**WORK ORDER**
Your response should be a copy of each line in the listing below that includes the word "active".

**SUPPLIED RECORDS**
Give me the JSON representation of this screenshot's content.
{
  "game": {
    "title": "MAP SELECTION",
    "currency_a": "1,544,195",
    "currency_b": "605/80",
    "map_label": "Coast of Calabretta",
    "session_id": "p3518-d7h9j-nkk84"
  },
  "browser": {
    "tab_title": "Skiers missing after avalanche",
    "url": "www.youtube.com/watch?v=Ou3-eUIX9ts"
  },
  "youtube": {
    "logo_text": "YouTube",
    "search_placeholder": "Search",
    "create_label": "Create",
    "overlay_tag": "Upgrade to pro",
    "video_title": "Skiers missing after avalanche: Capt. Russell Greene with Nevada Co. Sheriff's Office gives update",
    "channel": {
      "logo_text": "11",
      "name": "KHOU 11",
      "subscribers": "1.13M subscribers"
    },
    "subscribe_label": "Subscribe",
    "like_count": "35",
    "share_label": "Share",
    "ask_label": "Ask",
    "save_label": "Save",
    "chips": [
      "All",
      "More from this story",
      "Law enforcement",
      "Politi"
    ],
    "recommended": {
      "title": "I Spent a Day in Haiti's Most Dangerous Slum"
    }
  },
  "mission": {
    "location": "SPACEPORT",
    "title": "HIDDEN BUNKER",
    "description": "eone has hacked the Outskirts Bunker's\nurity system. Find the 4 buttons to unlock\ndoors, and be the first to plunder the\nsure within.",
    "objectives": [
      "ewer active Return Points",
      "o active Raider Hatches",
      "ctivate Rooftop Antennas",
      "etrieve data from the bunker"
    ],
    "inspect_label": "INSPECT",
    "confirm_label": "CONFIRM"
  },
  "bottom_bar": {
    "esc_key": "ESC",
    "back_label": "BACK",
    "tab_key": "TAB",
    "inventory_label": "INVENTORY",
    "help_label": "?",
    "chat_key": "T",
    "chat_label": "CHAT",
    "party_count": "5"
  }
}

**WRITTEN RESPONSE**
      "ewer active Return Points",
      "o active Raider Hatches",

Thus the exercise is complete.